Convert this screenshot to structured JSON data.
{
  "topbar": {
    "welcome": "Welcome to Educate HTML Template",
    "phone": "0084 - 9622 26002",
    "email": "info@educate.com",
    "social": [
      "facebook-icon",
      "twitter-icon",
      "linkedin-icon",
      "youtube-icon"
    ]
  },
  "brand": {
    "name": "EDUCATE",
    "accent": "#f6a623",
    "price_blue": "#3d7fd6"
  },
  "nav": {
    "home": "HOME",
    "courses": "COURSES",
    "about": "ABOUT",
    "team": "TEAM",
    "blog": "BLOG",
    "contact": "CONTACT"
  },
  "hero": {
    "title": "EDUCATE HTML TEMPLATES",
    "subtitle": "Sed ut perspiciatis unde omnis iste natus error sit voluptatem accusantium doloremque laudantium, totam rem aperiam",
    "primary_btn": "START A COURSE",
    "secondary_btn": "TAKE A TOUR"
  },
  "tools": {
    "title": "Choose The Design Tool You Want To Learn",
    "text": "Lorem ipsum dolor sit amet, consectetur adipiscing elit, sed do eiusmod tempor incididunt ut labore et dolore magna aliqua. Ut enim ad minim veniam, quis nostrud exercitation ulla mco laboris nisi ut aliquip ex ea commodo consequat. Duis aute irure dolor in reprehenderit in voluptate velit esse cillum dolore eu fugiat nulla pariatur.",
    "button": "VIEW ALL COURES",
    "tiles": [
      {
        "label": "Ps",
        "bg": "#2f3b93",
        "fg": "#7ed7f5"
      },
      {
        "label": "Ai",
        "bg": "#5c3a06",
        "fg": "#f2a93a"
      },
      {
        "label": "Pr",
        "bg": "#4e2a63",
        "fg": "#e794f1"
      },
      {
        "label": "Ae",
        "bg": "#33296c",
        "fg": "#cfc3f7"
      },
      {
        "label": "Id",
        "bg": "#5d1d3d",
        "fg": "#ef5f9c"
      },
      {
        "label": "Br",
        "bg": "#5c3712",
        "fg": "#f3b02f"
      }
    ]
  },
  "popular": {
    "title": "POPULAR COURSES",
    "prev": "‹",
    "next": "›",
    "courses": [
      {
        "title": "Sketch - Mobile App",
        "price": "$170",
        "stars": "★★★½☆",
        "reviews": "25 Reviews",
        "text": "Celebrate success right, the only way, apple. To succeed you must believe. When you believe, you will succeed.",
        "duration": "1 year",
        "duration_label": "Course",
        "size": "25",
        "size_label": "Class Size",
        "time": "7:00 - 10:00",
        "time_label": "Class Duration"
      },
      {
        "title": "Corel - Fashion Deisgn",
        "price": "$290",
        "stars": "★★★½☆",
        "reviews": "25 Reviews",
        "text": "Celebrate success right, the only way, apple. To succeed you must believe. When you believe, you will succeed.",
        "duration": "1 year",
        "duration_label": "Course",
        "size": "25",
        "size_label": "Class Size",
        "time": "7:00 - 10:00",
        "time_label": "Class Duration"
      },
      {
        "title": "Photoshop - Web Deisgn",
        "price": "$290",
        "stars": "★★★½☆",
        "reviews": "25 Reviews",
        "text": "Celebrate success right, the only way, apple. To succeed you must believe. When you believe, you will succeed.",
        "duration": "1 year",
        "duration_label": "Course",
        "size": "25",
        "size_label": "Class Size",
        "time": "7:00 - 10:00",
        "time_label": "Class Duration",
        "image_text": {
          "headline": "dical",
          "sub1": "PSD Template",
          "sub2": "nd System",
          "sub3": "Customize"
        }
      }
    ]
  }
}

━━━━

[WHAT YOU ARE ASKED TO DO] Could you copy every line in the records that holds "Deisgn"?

[RESULT BELOW]
        "title": "Corel - Fashion Deisgn",
        "title": "Photoshop - Web Deisgn",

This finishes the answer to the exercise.